"[Ask yourself,]What was my thought process in making that decision? Why didn't it result with the outcome I thought it would? What can I do in the future to adjust and end with a different result?" said Brian Ruben, co-founder of Solé Bicycles. "Discussing this openly with your team shows [that] you are not above or better than anyone and breeds a positive attitude and environment that encourages personal and professional growth."
Mentor someone. Regardless of whether you hold a leadership position, you likely have been — or will be — asked for professional advice from a younger, less-experienced friend or colleague. You may not develop a formal mentorship, but pay close attention to the conversations you have with these individuals: They might help you become a better leader.
"Prior to leading teams and eventually starting a company, I had the opportunity to mentor younger family friends," said Doug Baldasare, founder and CEO of phone-charging kiosk provider ChargeItSpot. "Those individuals may have been considering a career switch, applying to grad school or looking for their first job. Coaching them through it helped me to understand the interpersonal nuances of leadership and gave me the confidence to help guide others as I grew in my career."
An extension of this idea is taking the time to teach someone a skill, whether in a formal or informal capacity, said Jay Bacrania, CEO of academic coaching company Signet Education.
"When you teach ... anything, by default you're a leader," Bacrania told Business News Daily. "Teaching involves connecting, communicating, planning ahead — it's right out of the leadership playbook."
Get out of the office. Becoming a better leader doesn't only happen in the confines of day-to-day business. Sometimes what you do "off the clock" can translate pretty well into your professional leadership role.
"Show leadership in as many other parts of your life as possible," said Chris Toy, founder of group chat app Bindle. "Volunteer to cook dinner for friends, organize parties [or] take control of your flag football team. Like anything, practice makes perfect."

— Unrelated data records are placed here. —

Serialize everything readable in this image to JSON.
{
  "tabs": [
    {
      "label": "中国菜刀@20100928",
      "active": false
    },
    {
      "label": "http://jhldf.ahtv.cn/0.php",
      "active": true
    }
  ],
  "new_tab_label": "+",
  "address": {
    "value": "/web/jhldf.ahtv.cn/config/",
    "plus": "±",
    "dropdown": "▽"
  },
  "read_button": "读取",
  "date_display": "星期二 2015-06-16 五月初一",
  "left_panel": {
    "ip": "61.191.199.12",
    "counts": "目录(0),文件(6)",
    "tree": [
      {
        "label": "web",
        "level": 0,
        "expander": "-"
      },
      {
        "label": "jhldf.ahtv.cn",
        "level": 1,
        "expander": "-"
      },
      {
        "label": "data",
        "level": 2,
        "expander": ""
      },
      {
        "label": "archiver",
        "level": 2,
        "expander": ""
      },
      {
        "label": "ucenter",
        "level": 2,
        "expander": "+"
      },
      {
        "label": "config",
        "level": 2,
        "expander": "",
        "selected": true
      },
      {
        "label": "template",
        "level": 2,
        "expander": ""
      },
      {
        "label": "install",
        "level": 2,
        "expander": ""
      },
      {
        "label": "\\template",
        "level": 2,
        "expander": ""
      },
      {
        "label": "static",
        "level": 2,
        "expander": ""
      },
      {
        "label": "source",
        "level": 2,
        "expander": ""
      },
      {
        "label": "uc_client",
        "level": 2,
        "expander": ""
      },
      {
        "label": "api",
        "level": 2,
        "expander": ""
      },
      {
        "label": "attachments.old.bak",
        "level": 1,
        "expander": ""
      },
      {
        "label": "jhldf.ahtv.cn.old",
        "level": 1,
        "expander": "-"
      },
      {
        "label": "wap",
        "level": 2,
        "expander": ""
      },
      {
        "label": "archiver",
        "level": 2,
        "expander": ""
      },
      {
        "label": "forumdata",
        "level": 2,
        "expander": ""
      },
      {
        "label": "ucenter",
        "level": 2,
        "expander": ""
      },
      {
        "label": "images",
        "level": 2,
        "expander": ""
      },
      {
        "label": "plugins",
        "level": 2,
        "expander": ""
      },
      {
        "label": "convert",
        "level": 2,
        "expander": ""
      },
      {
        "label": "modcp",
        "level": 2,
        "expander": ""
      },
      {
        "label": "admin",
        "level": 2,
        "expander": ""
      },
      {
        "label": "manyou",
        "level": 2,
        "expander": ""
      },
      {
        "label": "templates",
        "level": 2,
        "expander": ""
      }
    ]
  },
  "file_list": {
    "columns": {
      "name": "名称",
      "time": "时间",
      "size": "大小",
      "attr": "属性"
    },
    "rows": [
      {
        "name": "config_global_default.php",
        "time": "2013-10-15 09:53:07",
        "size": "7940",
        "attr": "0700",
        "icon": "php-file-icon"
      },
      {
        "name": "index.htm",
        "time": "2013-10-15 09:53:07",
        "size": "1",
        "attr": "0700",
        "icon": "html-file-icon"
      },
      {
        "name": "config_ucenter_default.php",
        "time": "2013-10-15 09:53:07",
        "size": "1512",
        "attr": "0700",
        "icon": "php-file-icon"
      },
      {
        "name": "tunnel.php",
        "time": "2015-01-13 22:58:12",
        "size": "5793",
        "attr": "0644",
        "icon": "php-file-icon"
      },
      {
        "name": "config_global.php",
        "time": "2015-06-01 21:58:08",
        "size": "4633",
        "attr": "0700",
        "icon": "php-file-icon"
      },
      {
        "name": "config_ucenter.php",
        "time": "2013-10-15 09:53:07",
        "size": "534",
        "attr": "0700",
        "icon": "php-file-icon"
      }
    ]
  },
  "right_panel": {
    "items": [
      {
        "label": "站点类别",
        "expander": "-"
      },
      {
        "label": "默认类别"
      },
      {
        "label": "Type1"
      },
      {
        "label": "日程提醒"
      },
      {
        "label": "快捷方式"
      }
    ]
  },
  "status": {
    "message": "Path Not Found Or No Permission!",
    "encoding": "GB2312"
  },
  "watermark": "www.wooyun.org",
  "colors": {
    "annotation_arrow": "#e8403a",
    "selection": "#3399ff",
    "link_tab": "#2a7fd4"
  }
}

"It's important to stay informed, grounded and connected to others who offer unique perspectives ... outside office walls," said Mark Parsells, CEO of enterprise debt solutions provider Global Debt Registry. "The strongest leaders demonstrate an ability to 'pay it forward.' It could be as simple as participating in a nonprofit [organization], advising young talent at local school or leading a team of fellow professionals with a shared interest. Consider your collection of life opportunities as a bank. If you keep 'cashing in' on opportunities and never invest or create opportunities for others, those breaks in your life won't be as bountiful."